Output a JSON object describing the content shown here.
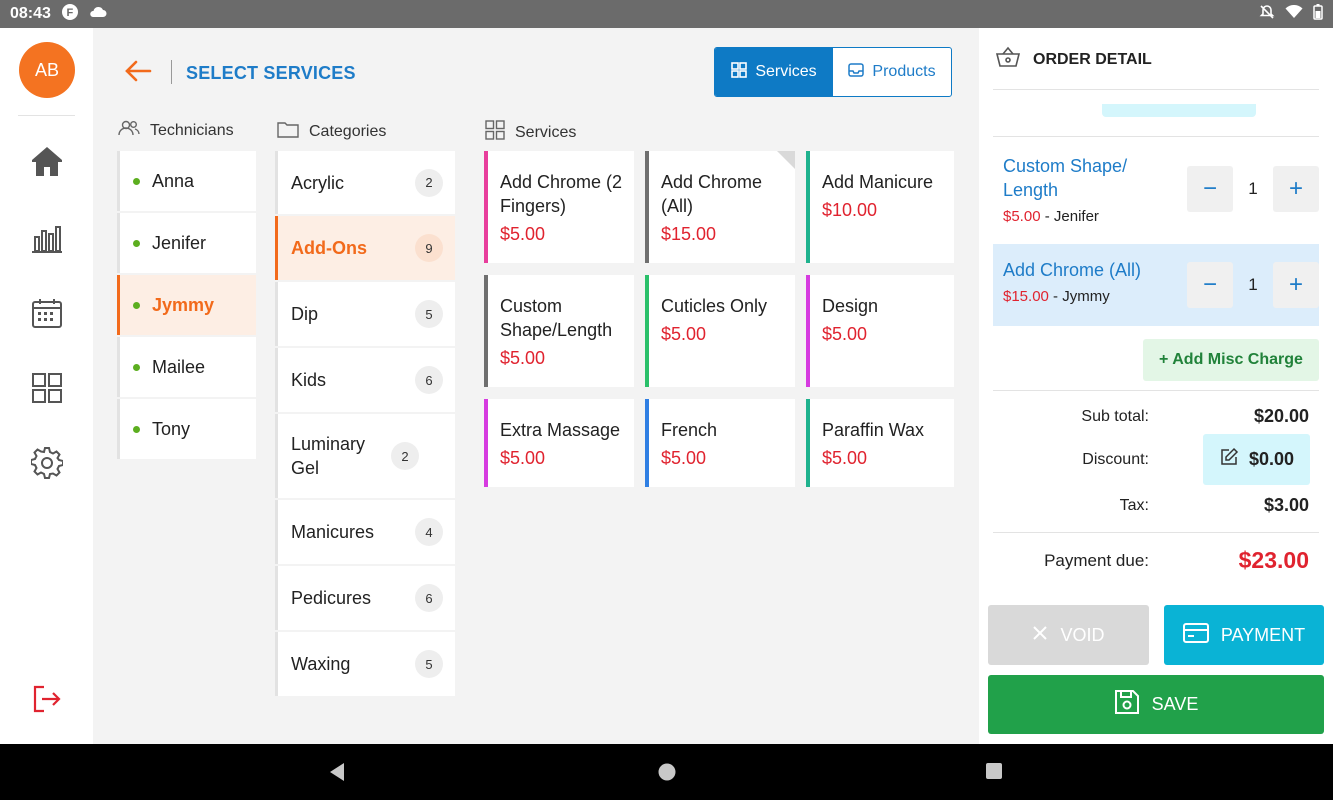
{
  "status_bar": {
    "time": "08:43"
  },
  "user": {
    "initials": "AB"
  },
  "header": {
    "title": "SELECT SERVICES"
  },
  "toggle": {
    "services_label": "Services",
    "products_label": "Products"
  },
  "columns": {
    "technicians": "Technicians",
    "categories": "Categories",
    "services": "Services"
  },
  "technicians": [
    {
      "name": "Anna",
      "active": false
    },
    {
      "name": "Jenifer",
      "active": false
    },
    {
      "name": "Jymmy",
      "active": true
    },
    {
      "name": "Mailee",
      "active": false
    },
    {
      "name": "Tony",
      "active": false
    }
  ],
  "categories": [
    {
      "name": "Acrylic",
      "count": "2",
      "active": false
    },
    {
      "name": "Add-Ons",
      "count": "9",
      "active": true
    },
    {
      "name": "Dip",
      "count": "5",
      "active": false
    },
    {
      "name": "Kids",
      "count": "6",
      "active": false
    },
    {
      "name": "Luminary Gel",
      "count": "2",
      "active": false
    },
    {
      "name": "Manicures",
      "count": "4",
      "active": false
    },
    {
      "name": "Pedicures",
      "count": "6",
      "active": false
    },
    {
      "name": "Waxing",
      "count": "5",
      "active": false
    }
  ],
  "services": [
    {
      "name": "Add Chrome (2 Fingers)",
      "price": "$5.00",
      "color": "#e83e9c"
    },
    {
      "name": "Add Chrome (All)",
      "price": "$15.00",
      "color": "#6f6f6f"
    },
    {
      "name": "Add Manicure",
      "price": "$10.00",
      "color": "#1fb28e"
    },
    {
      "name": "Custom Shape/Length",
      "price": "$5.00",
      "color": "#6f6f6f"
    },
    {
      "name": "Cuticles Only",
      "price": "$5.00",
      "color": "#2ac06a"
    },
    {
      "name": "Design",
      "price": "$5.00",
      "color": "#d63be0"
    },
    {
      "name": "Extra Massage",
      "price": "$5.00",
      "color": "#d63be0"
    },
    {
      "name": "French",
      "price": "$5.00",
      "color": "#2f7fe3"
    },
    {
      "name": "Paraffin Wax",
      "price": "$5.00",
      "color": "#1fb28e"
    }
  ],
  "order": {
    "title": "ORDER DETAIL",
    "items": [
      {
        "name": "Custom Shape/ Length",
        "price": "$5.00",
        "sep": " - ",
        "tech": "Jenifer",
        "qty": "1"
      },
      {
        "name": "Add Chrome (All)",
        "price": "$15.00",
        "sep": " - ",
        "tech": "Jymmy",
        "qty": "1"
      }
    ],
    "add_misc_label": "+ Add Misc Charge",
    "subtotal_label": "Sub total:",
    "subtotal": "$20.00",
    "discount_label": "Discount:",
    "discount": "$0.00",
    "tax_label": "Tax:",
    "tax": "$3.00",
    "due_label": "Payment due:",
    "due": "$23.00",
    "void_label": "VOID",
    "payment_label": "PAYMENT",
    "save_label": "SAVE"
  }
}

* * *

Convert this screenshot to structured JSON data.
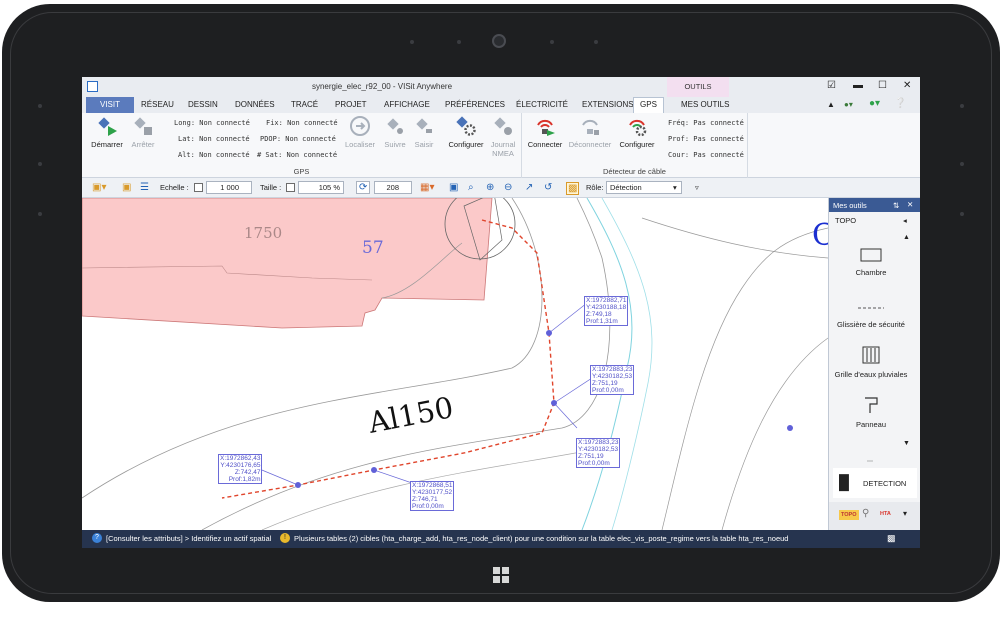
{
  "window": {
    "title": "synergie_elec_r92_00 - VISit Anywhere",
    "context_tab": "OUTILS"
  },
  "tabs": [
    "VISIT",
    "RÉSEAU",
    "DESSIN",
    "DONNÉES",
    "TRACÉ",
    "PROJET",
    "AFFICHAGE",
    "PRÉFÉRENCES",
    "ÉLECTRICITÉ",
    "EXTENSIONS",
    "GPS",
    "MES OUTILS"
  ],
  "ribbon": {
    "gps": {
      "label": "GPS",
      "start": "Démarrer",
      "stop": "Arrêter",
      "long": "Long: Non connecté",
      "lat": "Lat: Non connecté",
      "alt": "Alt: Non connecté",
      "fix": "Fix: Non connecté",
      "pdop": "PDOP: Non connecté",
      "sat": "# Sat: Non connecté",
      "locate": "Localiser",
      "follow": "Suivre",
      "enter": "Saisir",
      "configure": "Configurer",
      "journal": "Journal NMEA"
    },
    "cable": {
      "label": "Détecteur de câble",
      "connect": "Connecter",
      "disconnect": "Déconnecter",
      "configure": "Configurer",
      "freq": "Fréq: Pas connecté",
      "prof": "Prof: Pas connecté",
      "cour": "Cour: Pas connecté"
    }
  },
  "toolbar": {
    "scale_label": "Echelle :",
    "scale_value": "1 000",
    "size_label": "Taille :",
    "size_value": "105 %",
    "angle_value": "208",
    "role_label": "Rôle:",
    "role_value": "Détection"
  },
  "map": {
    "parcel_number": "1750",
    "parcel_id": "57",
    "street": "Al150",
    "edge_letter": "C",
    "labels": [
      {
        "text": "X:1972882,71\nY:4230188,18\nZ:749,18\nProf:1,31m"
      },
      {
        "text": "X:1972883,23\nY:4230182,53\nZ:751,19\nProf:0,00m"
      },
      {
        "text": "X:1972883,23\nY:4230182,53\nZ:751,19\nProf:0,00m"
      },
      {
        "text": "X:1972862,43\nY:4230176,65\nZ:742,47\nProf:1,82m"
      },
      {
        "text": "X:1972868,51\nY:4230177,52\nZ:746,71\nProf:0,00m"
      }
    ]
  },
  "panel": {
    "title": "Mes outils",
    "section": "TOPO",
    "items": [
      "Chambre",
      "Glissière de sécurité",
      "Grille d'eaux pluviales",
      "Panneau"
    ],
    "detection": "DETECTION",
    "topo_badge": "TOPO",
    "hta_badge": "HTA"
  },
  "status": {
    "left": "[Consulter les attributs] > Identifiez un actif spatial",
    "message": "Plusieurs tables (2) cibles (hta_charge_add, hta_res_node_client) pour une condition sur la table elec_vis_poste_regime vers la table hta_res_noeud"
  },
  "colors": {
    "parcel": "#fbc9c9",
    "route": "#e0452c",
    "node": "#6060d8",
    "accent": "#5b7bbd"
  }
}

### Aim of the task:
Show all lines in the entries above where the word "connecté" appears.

### Result of this exercise:
      "long": "Long: Non connecté",
      "lat": "Lat: Non connecté",
      "alt": "Alt: Non connecté",
      "fix": "Fix: Non connecté",
      "pdop": "PDOP: Non connecté",
      "sat": "# Sat: Non connecté",
      "freq": "Fréq: Pas connecté",
      "prof": "Prof: Pas connecté",
      "cour": "Cour: Pas connecté"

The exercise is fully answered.